Water diffuses out the entire length of the descending limb due to this osmotic gradient. Countercurrent mechanism ◦ Water leaves the descending limb, and as it diffuses out, the remaining fluid contains a greater osmotic concentration of solutes, and therefore can diffuse through the limb from top to bottom. The collecting duct also has the osmotic gradient ◦ Water defuses out into the renal medulla, and thus urine is hypertonic to blood plasma.
Antidiuretic hormone regulates urine formation and excretion. This is released by the posterior lobe of the pituitary gland. More ADH = More water reabsorption, less urine, raise in blood volume + pressure Less ADH = Less water reabsorption, more urine ◦ Ideally, dependent on how much water you drink Diuretics (ex. caffeine and alcohol) interfere with ADH and cause an increased urine flow.
99% of Na+ filtered at the glomerulus returns to blood; 67% reabsorbed at the proximal convoluted tubule; 25% extruded by the ascending limb. Blood volume + pressure is partially regulated by salt reabsorptions. When glomerular filtration can not be supported, renin is secreted.
Renin (enzyme) ◦ Angiotensinogen angiotensin I angiotensin II This vasoconstrictor stimulates adrenal glands on the kidneys to release aldosterone. Aldosterone is a hormone that promotes excreting K+ and absorbing Na+ at the distal convulted tubeule. Water reabsorption follows and blood volume + pressure increase (and therefore glomerular filtration can now occur).
Atrial Natriuretic Hormone does the exact opposite. Secreted by the atria of the heart when cardiac cells get too stretched from higher blood volume and pressure. Inhibits the secretion of renin (from the juxtaglomerular apparatus) and aldosterone (from the adrenal cortex) ◦ As a result, natriuresis occurs (increased secretion of Na+ and water, lowering blood volume + pressure. Other hormones secreted to regulate other ions as well ( ex. K+, HCO3-, Mg2+)
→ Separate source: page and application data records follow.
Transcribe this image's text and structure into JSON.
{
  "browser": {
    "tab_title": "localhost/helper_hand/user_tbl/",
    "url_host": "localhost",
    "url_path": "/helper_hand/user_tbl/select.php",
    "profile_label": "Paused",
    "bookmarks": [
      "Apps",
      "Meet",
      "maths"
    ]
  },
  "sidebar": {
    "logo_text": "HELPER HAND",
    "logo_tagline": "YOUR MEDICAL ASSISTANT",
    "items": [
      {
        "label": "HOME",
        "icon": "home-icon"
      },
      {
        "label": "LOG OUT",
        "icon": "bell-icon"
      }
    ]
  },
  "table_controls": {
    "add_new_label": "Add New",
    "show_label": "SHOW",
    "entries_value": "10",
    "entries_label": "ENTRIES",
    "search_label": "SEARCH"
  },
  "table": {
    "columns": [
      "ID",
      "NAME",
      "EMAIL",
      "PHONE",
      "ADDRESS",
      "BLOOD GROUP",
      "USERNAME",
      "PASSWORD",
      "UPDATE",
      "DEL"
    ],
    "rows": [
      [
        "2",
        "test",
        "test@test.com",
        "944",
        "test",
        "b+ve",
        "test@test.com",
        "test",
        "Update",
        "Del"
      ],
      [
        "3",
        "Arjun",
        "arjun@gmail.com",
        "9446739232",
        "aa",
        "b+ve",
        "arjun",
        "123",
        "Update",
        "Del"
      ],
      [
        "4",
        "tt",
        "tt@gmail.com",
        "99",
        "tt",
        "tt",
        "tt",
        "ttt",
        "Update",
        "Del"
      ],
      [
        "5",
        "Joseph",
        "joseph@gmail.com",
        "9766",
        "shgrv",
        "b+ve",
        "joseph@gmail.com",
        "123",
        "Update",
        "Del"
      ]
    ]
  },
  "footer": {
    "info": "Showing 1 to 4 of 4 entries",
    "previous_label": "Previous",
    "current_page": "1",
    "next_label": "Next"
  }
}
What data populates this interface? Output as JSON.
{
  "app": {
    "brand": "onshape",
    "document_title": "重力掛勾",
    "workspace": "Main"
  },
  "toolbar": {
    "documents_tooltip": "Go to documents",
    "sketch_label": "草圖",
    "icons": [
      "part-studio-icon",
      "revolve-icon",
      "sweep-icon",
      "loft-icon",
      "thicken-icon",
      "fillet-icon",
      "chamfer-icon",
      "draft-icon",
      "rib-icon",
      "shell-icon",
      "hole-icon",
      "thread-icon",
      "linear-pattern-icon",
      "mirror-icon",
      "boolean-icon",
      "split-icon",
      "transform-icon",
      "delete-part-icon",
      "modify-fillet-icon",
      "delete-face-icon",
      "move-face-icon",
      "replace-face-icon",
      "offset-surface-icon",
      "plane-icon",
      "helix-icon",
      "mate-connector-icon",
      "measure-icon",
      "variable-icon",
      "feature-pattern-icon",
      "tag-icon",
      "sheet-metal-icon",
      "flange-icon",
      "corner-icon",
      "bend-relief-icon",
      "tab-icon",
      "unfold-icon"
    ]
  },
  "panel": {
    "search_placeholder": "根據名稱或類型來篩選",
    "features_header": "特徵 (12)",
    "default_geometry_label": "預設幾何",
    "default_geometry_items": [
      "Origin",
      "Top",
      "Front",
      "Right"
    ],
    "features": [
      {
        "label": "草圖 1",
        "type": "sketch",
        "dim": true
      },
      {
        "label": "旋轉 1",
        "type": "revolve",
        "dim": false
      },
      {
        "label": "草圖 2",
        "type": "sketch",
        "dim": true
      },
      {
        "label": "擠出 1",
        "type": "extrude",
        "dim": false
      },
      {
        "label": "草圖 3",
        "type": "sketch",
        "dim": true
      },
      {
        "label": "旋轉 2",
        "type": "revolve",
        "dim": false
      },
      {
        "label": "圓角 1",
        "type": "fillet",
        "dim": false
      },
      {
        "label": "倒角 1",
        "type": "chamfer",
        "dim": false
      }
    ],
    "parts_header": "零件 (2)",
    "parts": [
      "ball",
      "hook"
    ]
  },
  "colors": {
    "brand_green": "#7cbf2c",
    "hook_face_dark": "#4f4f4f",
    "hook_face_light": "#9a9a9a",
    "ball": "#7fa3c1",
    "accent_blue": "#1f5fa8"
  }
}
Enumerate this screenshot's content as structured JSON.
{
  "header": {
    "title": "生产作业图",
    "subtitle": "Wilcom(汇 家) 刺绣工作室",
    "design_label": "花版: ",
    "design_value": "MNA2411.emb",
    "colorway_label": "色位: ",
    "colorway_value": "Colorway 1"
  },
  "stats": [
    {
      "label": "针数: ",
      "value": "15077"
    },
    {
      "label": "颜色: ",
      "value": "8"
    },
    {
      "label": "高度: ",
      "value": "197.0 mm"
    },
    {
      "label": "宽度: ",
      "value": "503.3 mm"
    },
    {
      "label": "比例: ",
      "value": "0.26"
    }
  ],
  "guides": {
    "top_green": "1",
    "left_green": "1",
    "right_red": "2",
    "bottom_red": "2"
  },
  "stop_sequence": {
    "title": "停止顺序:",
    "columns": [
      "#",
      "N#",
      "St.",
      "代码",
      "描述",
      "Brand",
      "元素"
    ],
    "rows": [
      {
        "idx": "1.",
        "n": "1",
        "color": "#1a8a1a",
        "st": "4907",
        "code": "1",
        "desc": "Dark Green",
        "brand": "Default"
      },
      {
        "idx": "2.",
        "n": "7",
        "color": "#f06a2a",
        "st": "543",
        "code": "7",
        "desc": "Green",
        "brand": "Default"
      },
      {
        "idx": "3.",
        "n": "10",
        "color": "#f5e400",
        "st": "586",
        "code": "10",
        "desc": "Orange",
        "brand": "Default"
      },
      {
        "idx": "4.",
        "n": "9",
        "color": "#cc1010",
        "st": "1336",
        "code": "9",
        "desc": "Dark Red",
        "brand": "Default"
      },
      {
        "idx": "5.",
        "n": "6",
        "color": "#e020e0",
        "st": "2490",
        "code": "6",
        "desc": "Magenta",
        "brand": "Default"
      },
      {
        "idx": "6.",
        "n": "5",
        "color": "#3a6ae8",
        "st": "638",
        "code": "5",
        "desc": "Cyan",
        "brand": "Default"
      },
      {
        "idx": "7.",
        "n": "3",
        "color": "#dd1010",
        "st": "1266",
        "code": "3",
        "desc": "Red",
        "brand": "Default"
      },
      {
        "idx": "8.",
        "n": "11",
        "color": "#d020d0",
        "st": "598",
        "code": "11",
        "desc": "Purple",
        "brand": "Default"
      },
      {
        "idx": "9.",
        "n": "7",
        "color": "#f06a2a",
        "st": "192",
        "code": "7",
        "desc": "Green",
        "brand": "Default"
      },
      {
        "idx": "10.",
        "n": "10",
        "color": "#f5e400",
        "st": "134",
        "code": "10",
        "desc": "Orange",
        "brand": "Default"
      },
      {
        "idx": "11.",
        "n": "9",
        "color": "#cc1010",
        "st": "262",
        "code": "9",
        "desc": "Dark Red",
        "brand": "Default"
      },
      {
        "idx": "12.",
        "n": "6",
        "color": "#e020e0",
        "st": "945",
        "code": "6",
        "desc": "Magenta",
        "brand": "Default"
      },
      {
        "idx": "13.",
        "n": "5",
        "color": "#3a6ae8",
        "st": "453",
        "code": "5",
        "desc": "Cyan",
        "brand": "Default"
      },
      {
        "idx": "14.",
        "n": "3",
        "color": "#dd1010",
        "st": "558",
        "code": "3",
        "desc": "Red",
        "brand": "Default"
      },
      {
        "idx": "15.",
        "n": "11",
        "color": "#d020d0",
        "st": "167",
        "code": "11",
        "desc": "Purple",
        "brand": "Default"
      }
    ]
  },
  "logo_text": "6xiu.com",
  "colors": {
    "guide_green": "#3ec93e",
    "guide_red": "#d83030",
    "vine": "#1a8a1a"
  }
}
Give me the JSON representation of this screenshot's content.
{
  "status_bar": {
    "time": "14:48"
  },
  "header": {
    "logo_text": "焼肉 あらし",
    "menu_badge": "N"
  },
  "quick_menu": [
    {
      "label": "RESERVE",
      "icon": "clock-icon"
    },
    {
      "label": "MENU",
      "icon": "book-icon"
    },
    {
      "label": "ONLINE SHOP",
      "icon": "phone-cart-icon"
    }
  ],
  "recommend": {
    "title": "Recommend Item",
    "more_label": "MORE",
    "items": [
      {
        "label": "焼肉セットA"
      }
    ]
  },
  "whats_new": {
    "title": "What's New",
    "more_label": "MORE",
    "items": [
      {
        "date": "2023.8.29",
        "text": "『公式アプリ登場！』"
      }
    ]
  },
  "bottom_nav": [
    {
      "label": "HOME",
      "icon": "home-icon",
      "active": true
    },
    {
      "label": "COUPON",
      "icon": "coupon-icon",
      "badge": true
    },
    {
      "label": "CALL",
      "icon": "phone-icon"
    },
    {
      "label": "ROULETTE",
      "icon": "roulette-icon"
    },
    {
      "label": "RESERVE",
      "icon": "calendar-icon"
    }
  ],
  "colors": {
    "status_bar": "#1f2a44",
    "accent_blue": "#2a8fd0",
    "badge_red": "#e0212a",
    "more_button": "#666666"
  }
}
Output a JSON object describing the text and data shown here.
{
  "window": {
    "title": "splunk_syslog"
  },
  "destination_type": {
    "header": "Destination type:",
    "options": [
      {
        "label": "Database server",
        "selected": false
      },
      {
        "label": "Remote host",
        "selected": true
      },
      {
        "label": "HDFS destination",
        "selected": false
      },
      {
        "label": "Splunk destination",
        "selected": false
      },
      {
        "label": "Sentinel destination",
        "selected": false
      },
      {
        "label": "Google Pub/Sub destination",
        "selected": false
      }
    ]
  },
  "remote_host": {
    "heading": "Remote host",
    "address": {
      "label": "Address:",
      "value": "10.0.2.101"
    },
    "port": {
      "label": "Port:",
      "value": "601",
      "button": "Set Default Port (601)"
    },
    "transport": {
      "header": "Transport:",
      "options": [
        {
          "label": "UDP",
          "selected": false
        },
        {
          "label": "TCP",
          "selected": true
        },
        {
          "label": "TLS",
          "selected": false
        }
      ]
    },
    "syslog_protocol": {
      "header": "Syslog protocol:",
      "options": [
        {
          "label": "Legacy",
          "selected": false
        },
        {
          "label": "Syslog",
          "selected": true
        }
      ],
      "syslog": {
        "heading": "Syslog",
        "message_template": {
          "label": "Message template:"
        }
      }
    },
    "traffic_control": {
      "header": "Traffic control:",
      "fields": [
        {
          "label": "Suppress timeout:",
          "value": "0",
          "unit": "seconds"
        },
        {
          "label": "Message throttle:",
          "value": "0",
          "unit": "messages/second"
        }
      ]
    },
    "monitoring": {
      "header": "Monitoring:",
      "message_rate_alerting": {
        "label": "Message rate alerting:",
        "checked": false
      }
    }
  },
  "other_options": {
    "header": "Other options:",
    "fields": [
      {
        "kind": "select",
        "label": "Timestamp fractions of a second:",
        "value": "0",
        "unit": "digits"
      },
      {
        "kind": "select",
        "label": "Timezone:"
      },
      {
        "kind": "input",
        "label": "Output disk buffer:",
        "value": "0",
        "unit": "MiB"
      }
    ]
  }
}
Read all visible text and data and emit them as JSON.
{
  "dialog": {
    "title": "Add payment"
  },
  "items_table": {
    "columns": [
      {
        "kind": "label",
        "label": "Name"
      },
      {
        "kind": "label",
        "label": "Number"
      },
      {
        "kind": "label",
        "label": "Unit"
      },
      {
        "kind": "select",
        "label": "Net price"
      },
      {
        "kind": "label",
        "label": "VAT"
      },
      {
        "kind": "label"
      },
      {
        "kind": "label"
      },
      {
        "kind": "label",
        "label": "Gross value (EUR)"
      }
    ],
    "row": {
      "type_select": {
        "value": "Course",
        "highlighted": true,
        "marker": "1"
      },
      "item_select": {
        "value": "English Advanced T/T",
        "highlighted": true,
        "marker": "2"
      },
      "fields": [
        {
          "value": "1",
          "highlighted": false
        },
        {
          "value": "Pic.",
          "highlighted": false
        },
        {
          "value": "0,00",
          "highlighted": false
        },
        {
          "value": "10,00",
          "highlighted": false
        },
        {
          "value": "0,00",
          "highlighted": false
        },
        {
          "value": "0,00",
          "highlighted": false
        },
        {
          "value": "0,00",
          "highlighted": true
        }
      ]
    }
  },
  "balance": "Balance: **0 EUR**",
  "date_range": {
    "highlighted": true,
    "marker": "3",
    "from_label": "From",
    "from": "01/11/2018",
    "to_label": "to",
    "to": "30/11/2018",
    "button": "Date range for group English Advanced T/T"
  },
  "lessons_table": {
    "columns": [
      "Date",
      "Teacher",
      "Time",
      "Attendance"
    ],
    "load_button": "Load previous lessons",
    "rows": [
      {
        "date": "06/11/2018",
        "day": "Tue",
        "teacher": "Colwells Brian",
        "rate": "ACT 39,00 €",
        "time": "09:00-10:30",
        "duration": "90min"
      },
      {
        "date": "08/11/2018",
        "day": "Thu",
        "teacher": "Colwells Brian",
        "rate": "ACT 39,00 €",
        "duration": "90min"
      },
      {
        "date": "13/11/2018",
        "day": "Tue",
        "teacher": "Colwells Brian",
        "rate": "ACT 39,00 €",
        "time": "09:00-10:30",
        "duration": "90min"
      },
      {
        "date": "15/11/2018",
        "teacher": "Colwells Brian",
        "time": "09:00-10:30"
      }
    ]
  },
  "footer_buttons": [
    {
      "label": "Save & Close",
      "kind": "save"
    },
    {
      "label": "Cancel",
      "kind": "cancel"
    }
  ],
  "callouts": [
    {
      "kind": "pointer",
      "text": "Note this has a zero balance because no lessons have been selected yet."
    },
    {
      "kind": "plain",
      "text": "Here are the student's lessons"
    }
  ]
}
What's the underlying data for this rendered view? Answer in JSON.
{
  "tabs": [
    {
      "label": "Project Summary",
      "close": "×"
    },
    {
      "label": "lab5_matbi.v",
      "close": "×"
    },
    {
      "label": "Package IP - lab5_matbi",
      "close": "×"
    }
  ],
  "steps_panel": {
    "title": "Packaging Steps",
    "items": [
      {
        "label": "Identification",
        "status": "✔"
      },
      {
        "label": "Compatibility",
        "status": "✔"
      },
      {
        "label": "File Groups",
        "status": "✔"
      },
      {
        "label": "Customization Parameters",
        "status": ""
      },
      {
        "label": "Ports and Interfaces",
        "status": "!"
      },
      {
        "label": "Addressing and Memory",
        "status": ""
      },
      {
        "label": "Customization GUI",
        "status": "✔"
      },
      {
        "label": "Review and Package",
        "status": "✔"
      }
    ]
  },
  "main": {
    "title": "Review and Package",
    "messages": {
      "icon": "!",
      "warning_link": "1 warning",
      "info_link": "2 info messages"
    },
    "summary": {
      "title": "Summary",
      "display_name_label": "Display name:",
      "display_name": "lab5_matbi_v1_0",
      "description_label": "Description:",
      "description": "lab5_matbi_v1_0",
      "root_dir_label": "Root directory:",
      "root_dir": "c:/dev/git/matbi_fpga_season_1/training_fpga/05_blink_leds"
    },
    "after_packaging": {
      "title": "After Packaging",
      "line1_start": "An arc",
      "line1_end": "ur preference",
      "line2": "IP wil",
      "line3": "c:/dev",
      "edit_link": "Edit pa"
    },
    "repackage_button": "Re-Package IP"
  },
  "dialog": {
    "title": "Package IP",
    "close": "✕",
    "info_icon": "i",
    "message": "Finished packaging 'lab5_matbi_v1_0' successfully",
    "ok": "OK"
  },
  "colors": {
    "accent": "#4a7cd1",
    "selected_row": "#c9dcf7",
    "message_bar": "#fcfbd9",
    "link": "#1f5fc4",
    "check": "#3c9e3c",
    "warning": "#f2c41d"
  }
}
Bicarbonate Buffer System ◦ Respiratory, powerful, does most of the work regulating blood pH Essentially, kidneys reabsorb bicarbonate ions and excrete hydrogen ions as needed. ◦ pH high (acidic) = Hydrogen excreted and bicarbonate reabsorbed. ◦ pH Low (basic) = Hydrogen excreted, but bicarbonate NOT reabsorbed. Urine is usually acidic, showing excess hydrogen is usually excreted. ◦ Ammonia = NH3 + H+ = NH4+